WORK TO COMPLETE – Every record needs to be repeated exactly; its pictures do not.

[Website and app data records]
======

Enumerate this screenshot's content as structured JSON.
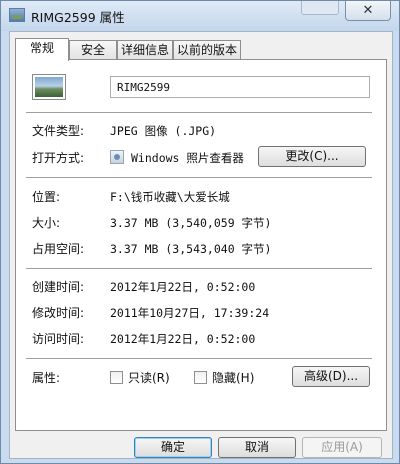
{
  "window": {
    "title": "RIMG2599 属性",
    "close_glyph": "✕"
  },
  "tabs": [
    {
      "label": "常规"
    },
    {
      "label": "安全"
    },
    {
      "label": "详细信息"
    },
    {
      "label": "以前的版本"
    }
  ],
  "general": {
    "file_name": "RIMG2599",
    "file_type_label": "文件类型:",
    "file_type_value": "JPEG 图像 (.JPG)",
    "opens_with_label": "打开方式:",
    "opens_with_value": "Windows 照片查看器",
    "change_button": "更改(C)...",
    "location_label": "位置:",
    "location_value": "F:\\钱币收藏\\大爱长城",
    "size_label": "大小:",
    "size_value": "3.37 MB (3,540,059 字节)",
    "size_on_disk_label": "占用空间:",
    "size_on_disk_value": "3.37 MB (3,543,040 字节)",
    "created_label": "创建时间:",
    "created_value": "2012年1月22日, 0:52:00",
    "modified_label": "修改时间:",
    "modified_value": "2011年10月27日, 17:39:24",
    "accessed_label": "访问时间:",
    "accessed_value": "2012年1月22日, 0:52:00",
    "attributes_label": "属性:",
    "readonly_label": "只读(R)",
    "readonly_checked": false,
    "hidden_label": "隐藏(H)",
    "hidden_checked": false,
    "advanced_button": "高级(D)..."
  },
  "footer": {
    "ok_label": "确定",
    "cancel_label": "取消",
    "apply_label": "应用(A)"
  }
}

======

RESULT OF THIS EXERCISE –
Enumerate this screenshot's content as structured JSON.
{
  "window": {
    "title": "RIMG2599 属性",
    "close_glyph": "✕"
  },
  "tabs": [
    {
      "label": "常规"
    },
    {
      "label": "安全"
    },
    {
      "label": "详细信息"
    },
    {
      "label": "以前的版本"
    }
  ],
  "general": {
    "file_name": "RIMG2599",
    "file_type_label": "文件类型:",
    "file_type_value": "JPEG 图像 (.JPG)",
    "opens_with_label": "打开方式:",
    "opens_with_value": "Windows 照片查看器",
    "change_button": "更改(C)...",
    "location_label": "位置:",
    "location_value": "F:\\钱币收藏\\大爱长城",
    "size_label": "大小:",
    "size_value": "3.37 MB (3,540,059 字节)",
    "size_on_disk_label": "占用空间:",
    "size_on_disk_value": "3.37 MB (3,543,040 字节)",
    "created_label": "创建时间:",
    "created_value": "2012年1月22日, 0:52:00",
    "modified_label": "修改时间:",
    "modified_value": "2011年10月27日, 17:39:24",
    "accessed_label": "访问时间:",
    "accessed_value": "2012年1月22日, 0:52:00",
    "attributes_label": "属性:",
    "readonly_label": "只读(R)",
    "readonly_checked": false,
    "hidden_label": "隐藏(H)",
    "hidden_checked": false,
    "advanced_button": "高级(D)..."
  },
  "footer": {
    "ok_label": "确定",
    "cancel_label": "取消",
    "apply_label": "应用(A)"
  }
}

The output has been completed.